Like the Buddha in his last meditation before attaining enlightenment.
As the Lord was approaching his most enlightening phase in his meditation,
Phya Mara, the great tempter,
The conqueror of great magical knowledge and power
Appeared to lure the Buddha in his mediation,
As he had done to every Enlightened One before.
Mara was obsessed with great jealousy for the Enlightened One,
Fearing that the Buddha Lord
Might become most distinguished of all in his enlightenment.
Thus, Mara mounted his great elephant named Mekkhala Luang
And led his army to bait the meditating Buddha.

    1. There is an inconsistency in the original modern Thai text in this section. The teller intended this story to be a past life of the Buddha; yet the hero's sermon was about events which happened long after his lifetime. Perhaps, it is about the other four Buddha before the historical Buddha! Perhaps, this part of the sermon is added because this tale is told and retold in ceremonies by monks yearly.

In this story, Mekkhala is also the name of the elephant of Mara, the Buddha's tempter.

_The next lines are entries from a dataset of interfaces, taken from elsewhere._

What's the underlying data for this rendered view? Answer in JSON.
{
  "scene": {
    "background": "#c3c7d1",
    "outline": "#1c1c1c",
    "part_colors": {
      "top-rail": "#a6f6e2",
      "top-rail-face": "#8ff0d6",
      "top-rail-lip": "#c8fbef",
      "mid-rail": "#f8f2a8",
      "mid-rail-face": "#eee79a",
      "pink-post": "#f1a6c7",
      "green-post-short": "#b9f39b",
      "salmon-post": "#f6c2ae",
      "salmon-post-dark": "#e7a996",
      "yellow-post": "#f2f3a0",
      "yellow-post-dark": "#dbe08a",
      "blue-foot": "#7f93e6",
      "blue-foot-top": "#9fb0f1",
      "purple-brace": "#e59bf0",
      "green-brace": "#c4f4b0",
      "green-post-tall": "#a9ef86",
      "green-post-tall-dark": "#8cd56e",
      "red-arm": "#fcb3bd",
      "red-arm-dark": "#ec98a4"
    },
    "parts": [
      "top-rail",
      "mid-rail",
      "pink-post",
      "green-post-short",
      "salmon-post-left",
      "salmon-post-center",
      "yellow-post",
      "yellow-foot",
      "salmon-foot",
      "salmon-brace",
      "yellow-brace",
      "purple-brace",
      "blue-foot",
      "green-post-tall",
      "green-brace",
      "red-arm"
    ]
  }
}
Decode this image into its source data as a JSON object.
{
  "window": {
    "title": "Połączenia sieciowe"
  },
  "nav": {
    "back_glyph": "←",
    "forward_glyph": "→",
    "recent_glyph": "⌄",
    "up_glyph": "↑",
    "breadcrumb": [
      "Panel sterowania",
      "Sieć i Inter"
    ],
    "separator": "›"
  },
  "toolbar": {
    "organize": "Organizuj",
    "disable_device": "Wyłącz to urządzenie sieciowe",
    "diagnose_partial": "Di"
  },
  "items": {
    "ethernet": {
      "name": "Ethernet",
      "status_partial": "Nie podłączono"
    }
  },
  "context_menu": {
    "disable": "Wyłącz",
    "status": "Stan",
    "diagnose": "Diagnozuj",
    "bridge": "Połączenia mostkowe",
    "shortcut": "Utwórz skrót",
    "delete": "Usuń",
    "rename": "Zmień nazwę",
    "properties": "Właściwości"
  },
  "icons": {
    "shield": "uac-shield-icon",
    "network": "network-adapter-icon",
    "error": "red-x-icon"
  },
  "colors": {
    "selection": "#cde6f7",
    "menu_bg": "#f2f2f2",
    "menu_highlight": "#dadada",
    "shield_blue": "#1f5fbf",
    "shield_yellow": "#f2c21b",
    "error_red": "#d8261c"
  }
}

Phya Khankhaak's Army Against Thaen, the Rain God
Retold by Wajuppa Tossa*

The king and queen of Inthapatthanakhon gave birth to a meritorious son who was as ugly as a toad. The prince was named Khankhaak, which means toad. When Khankhaak was twenty years old, Indra came to make him handsome, give him the most beautiful wife, and build him the most splendid castle. Realizing the prince's merit, the king resigned from the throne to allow his son to become king.
Phya Khankhaak became a powerful king, with all the kings from all human, demon, animal, and angel lands as his protectorates. Every creature in the universe came to pay tribute and homage to Phya Khankhaak, but neglected to pay tribute and regards to Phya Thaen, the rain god. This behavior so humiliated Phya Thaen that he became infuriated with Phya Khankhaak. Phya Thaen then refused to let the naga play in his lake in heaven. As a result, the whole universe was faced with the catastrophe of drought.
After asking the Naga King for the cause of the drought, Phya Khankhaak organized a great army of all humans, animals, demons, and angels and marched up to heaven to fight Phya Thaen.
    At this point, a particular tune of song called soeng is used to sing to recruit all kinds of creatures to march to fight Phya Thaen, the Rain God.

    *Original version of the story is from Phra Ariyanuwat Khemajari, Phya Khankhaak, 1970.

Oh, oh, What a woe!   Thaen has been our foe,
For he refused to bestow rain to earth.
Come all of us.   Let us go to fight Thaen.
From that crowd come wasps, hornets, and bees.
Those beautiful creatures are deer with bright eyes.
Those with golden bodies are beautiful angels or devata.
This crowd of beings are frogs and toads of all kinds.
Those dignified animals are garuda, naga, and lions.
Oh, oh, What a woe!  Thaen has been our foe,
For he refused to bestow rain to earth.
Come all of us.   Let us go to fight Thaen.
Those approaching are woodmites, termites, dogs and bears.
And these are eagles, porcupines, civet cats, and tigers.
Those splendid creatures are pheasants and swans.
Those cheerful creatures are apes, monkeys, elephants and horses.
Those in the front row are flying lemurs and cuckoo birds.
Oh, oh, What a woe!  Thaen has been our foe,
For he refused  to bestow rain to earth.
Come all of us.   Let us go to fight Thaen.

When the army was ready, Phya Khankhaak marched up to heaven to fight Thaen. After a long, perilous, and miraculous battle, Phya Khankhaak won. He then taught Phya Thaen to be just and to bestow rain to the universe seasonally. After enjoying Phya Thaen's heaven for a few months, Phya Khankhaak came back to rule the fertile earth happily. Every once in a while, Phya Khankhaak would recount the story of how he led a great army to fight with Phya Thaen and how he enjoyed spending some time in heaven after his victory. Later, many people retraced Phya Khankhaak's way to heaven and went to learn all kinds of magical knowledge and power. They came back to earth and began to test their powers. They fought until everyone on earth was completely destroyed. Corpses piled up and became a mountain. At the foot of the mountain grew a lake called Nongkasae. The story ends with the narrator relating each character to a person in the historical Buddha's lifetime.